CAJES, Eugenio
Spanish painter (b. 1575, Madrid, d. 1634, Madrid)
Adolph Friedrich Vollmer
(17 December 1806 - 12 February 1875) was a German landscape and marine painter and graphic artist. He and his contemporary, the painter Christian Morgenstern, were pioneers in Hamburg of early Realism in painting. As son of a bookkeeper to a Hamburg merchant, Vollmer grew up in humble circumstances.[3] Determined to become a painter against the wishes of his father,[4] he became an apprentice to the brothers Suhr who owned a graphic workshop producing panorama prints. For one and a half years Vollmer travelled throughout Germany with one of the brothers, Cornelius Suhr, as had been Morgenstern before him. In 1826 he was introduced by the Hamburg art-dealer Ernst Harzen to the wealthy aristocrat and supporter of the arts, Carl Friedrich von Rumohr, who was patron to many young Hamburg artists among them Morgenstern and Otto Speckter. Probably on Rumohr advice Vollmer completed his studies under Christoffer Wilhelm Eckersberg at the Royal Danish Academy of Fine Arts in Copenhagen. He then moved to Munich from where he undertook journeys to Lake Konstanz, to the Austrian and Swiss Alps, to Venice, to Le Havre and to the Netherlands. In 1839 Vollmer returned to Hamburg and settled there. One of his sons, Johannes Vollmer, became a prominent architect of protestant churches; a grand-son was the art historian and encyclopaedist Hans Vollmer who, for many years, edited the Thieme-Becker Kenstler Lexikon. Vollmer became blind in 1866.
Edward Middleton Manigault
(June 14, 1887 - August 31, 1922) was an American Modernist painter. Manigault was born in London, Ontario on June 14, 1887. His parents were Americans originally from South Carolina.Encouraged in art from an early age, he was commissioned at the age of 18 the city of London to make renderings of public buildings for reproduction as postcards.

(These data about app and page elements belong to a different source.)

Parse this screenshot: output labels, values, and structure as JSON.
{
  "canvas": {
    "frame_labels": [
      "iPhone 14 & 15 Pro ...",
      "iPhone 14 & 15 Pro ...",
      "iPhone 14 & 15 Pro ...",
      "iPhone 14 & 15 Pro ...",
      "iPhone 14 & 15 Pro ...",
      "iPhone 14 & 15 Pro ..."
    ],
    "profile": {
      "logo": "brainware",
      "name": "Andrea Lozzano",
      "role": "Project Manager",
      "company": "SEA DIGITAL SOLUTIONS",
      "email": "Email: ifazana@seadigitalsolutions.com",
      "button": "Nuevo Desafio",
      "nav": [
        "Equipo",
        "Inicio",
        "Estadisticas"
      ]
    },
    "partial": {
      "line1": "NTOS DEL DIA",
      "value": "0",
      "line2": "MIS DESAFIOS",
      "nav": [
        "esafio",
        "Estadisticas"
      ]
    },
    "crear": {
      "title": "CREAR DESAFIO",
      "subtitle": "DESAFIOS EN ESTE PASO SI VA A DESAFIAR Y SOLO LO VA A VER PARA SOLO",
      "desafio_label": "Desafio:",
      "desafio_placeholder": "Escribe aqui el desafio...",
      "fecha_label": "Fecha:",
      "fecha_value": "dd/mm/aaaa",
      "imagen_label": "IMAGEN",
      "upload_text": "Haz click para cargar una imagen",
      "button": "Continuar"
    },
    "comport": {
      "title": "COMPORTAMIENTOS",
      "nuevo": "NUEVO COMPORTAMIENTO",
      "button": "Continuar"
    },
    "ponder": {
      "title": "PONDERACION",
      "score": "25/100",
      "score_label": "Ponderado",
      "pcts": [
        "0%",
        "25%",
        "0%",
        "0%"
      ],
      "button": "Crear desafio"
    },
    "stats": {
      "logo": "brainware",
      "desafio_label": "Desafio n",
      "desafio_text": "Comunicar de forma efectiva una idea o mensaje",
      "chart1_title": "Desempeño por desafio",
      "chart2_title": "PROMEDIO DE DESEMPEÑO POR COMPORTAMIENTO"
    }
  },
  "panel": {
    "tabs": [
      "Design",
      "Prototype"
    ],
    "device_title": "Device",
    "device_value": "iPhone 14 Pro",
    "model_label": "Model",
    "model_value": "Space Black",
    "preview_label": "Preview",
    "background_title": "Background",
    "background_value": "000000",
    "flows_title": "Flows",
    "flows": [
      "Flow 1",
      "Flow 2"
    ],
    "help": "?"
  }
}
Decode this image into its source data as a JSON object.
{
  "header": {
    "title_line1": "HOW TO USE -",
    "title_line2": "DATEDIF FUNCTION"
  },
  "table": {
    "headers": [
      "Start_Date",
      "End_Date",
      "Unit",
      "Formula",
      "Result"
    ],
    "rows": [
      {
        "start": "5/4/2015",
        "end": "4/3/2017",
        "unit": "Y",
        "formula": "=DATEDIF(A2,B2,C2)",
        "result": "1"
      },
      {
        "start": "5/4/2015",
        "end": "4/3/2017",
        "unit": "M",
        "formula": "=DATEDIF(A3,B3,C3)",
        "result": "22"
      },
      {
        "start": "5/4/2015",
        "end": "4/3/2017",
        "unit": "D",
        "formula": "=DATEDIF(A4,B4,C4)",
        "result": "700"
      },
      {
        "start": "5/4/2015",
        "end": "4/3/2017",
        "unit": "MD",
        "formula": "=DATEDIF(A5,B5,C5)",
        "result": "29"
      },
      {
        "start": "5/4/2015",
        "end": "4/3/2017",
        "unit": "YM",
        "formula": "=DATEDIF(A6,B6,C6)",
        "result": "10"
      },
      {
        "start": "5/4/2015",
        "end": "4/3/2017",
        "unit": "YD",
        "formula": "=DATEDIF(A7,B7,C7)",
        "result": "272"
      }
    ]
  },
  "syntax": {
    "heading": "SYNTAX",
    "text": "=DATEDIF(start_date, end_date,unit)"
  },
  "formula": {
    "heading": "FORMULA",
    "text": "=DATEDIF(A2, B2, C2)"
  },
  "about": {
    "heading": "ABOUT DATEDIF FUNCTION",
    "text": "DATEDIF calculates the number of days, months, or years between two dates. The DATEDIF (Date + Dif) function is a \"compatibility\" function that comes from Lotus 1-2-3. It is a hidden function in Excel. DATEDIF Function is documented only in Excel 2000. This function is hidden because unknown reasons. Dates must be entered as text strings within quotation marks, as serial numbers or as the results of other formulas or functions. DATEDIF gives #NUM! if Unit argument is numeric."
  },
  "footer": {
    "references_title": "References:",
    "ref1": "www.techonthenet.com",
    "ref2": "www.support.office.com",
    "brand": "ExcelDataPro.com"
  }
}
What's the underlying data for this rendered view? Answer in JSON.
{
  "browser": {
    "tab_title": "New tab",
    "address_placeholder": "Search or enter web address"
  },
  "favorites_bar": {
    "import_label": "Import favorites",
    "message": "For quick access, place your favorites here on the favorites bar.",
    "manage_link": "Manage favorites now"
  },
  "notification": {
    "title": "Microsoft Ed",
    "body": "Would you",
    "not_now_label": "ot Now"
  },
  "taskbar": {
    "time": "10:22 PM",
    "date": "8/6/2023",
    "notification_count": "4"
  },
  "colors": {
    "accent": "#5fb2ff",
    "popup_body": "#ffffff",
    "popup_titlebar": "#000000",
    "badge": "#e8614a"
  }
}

Leonardo da vinci
All the Leonardo da vinci's Oil Paintings




Supported by oil paintings and picture frames 



Copyright Reserved